● **TRY IT**
Determine how many lines below contain the word "ÖLÇEKLİ", then state only that figure.

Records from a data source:
──────────

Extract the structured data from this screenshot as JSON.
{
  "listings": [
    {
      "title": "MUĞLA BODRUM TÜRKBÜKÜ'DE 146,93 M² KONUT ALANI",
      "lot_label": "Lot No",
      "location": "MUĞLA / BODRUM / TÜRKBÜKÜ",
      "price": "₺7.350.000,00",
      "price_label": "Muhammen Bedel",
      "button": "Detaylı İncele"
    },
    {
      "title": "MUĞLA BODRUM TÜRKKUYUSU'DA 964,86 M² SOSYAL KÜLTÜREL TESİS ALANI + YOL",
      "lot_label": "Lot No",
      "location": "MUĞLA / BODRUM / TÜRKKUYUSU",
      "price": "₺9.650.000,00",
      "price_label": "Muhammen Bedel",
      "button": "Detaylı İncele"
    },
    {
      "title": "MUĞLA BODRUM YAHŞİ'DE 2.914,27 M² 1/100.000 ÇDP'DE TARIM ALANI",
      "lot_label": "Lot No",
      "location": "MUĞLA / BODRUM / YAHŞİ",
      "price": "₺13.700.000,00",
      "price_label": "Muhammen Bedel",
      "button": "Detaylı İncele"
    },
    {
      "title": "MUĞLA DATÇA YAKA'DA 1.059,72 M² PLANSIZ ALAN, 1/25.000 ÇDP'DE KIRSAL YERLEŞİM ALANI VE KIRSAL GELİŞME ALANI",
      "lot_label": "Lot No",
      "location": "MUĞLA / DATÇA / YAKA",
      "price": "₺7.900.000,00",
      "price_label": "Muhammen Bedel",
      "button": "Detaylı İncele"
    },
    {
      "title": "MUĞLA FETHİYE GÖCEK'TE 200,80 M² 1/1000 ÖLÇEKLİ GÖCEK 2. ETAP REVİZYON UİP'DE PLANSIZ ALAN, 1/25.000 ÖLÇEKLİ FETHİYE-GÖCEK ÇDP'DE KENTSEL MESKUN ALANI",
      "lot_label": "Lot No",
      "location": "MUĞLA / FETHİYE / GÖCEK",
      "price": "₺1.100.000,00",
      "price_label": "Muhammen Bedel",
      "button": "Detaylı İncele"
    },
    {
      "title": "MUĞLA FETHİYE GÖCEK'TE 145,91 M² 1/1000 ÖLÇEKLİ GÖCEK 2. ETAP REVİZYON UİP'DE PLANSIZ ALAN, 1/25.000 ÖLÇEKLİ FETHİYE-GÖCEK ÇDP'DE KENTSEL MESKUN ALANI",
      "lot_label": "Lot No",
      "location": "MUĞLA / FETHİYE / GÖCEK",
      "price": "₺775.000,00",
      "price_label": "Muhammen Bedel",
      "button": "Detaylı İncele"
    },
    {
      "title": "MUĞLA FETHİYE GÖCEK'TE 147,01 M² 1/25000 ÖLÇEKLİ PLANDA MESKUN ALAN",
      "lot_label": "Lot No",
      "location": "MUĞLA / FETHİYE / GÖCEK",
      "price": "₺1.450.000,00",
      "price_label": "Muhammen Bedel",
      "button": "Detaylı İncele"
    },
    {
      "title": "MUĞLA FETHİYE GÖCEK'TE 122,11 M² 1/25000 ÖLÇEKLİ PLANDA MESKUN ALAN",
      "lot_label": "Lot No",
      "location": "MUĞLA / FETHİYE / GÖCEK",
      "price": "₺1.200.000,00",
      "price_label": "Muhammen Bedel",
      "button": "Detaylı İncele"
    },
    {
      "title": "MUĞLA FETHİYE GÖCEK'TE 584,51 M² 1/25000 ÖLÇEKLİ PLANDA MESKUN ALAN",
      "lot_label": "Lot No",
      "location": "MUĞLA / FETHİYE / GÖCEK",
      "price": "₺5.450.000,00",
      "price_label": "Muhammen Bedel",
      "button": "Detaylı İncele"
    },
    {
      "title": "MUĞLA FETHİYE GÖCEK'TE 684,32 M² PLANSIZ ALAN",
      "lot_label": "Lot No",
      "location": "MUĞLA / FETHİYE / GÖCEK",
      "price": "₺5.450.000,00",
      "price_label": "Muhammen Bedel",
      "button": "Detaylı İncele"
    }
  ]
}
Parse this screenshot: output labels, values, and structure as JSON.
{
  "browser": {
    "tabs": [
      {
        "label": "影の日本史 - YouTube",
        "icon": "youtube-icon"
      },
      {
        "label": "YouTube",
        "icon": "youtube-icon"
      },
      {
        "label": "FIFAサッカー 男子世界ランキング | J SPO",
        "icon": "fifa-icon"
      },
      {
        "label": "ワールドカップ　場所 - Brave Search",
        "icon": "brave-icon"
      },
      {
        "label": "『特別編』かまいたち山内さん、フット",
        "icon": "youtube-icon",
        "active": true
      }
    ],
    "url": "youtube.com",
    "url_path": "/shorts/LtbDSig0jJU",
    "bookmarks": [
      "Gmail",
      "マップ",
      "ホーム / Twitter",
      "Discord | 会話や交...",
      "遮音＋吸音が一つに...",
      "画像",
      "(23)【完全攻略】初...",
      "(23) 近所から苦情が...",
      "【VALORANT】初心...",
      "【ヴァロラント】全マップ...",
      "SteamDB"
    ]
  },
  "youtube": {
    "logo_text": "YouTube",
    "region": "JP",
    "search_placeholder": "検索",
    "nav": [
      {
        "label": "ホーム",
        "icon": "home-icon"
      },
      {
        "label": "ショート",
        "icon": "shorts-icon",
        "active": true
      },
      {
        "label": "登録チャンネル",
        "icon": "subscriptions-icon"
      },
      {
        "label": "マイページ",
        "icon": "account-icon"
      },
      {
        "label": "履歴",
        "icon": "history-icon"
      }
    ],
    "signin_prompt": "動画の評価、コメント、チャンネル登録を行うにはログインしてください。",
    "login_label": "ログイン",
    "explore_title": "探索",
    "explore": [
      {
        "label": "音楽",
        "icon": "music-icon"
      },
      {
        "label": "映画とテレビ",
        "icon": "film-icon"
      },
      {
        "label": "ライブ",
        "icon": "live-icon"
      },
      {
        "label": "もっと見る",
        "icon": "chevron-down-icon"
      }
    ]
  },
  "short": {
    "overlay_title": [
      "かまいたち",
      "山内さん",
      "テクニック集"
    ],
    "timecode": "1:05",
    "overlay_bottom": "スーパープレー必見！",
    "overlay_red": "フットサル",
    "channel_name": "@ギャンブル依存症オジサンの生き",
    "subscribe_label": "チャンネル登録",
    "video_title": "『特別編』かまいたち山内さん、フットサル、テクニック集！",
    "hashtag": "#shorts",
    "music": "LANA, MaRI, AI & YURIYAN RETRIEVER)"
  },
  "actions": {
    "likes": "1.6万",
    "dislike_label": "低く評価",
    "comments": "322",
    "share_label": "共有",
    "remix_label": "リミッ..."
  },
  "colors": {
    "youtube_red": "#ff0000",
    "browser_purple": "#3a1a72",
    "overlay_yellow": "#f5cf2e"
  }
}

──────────

● **RESPONSE AREA**
5